Records contained in a dataset:
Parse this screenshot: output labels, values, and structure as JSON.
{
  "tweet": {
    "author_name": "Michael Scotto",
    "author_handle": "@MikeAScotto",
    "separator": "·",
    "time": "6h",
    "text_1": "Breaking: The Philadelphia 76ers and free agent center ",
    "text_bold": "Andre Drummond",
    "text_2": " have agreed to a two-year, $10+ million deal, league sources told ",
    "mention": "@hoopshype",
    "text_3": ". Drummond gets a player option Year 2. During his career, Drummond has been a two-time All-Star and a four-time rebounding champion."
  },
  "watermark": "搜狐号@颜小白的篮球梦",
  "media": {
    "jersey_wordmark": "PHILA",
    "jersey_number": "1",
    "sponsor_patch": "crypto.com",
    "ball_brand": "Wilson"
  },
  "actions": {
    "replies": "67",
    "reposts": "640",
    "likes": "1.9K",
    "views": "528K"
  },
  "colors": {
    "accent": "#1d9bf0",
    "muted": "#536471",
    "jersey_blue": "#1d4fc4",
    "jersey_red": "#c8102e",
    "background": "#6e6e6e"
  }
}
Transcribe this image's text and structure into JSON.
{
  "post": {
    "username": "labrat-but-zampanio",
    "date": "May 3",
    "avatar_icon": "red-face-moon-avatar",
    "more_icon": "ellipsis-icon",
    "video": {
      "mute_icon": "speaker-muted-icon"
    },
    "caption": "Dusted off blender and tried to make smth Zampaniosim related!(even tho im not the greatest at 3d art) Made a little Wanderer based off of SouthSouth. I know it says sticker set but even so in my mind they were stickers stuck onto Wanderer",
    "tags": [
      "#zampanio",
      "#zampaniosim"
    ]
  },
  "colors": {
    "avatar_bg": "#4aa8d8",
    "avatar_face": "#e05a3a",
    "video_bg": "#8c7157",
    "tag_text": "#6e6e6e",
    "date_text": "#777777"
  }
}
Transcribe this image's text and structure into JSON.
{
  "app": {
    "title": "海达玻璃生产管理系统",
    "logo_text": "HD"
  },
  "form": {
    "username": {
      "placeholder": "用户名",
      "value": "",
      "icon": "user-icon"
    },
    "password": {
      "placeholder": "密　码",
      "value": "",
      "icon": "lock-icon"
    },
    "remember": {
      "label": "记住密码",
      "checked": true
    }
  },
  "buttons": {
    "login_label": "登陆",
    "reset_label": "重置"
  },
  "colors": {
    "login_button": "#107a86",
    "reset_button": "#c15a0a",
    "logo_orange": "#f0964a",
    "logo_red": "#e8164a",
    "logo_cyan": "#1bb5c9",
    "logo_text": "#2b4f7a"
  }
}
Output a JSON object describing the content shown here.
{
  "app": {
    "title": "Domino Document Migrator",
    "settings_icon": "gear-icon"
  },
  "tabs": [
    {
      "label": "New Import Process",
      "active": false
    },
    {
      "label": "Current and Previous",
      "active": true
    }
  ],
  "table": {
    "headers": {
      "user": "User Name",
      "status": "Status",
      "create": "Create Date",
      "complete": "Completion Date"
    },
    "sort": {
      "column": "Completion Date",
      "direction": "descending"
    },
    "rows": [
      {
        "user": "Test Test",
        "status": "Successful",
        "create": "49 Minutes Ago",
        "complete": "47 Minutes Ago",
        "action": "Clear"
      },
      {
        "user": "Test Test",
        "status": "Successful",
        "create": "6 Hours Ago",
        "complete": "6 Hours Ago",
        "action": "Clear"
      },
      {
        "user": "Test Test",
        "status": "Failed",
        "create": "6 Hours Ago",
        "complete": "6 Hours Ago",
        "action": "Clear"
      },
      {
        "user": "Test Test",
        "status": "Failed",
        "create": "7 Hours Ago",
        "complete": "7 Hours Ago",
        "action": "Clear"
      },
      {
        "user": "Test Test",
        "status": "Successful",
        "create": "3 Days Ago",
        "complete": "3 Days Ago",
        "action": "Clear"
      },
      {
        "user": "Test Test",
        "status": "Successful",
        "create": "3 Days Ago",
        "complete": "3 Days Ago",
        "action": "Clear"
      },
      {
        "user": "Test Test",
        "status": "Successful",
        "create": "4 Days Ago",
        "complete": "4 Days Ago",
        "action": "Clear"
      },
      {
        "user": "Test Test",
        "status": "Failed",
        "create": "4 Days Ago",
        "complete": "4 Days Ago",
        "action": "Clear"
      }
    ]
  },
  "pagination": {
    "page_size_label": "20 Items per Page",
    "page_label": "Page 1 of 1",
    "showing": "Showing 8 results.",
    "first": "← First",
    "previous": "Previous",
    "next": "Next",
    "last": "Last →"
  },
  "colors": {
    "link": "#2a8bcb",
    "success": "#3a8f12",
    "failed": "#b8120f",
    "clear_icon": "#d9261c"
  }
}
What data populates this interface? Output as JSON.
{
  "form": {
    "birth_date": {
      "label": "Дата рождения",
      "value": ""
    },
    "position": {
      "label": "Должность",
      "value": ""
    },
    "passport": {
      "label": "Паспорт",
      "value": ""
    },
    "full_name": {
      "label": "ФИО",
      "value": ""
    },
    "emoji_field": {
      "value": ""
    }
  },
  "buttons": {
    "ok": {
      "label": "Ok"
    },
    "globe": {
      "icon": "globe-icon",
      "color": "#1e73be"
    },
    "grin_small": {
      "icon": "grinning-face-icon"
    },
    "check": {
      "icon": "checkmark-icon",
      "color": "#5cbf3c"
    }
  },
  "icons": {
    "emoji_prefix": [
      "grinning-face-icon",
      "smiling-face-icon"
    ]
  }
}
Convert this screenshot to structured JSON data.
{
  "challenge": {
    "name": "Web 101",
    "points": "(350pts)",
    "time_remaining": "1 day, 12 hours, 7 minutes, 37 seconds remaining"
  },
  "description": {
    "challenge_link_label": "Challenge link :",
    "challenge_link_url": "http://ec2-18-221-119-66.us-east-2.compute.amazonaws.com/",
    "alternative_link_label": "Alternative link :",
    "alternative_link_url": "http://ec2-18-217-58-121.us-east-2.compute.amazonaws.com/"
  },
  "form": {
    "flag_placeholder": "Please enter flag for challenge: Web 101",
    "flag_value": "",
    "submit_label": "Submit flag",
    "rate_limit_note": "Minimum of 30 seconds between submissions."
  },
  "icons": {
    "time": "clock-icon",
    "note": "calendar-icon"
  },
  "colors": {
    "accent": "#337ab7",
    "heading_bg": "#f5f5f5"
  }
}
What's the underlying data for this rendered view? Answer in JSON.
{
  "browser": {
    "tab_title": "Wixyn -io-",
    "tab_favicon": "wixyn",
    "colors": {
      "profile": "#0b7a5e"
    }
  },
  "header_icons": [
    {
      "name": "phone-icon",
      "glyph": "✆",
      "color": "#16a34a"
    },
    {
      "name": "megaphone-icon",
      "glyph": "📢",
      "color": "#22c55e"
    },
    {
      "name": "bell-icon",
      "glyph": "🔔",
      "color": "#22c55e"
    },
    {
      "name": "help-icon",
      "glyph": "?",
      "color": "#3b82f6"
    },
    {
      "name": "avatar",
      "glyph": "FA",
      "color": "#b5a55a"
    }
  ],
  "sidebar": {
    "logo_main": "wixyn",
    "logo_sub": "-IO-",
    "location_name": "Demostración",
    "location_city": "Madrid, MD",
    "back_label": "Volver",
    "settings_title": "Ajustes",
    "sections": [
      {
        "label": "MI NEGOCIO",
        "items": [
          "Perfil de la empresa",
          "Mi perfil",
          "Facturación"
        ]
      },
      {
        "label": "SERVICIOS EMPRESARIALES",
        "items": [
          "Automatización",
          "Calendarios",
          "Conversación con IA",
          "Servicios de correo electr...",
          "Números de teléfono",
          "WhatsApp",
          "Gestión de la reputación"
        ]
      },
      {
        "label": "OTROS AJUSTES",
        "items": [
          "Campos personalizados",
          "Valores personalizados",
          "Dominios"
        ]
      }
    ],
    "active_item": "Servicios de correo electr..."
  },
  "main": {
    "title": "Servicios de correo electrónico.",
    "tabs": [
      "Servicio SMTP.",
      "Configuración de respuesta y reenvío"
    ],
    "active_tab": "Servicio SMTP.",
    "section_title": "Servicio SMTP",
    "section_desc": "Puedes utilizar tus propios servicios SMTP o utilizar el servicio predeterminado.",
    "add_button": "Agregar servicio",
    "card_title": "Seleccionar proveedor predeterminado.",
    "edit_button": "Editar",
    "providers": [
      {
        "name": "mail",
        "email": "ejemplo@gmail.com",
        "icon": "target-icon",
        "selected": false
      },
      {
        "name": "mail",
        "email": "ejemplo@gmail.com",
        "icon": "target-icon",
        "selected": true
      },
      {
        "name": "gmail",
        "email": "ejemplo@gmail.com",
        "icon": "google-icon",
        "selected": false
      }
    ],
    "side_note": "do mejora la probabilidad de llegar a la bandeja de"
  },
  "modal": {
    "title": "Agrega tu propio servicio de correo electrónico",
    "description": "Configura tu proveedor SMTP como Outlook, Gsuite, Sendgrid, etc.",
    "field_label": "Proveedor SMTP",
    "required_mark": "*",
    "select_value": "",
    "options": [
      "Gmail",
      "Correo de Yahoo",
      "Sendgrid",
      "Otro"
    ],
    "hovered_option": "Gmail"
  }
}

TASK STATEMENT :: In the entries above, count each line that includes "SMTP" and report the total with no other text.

EXPECTED OUTPUT :: 6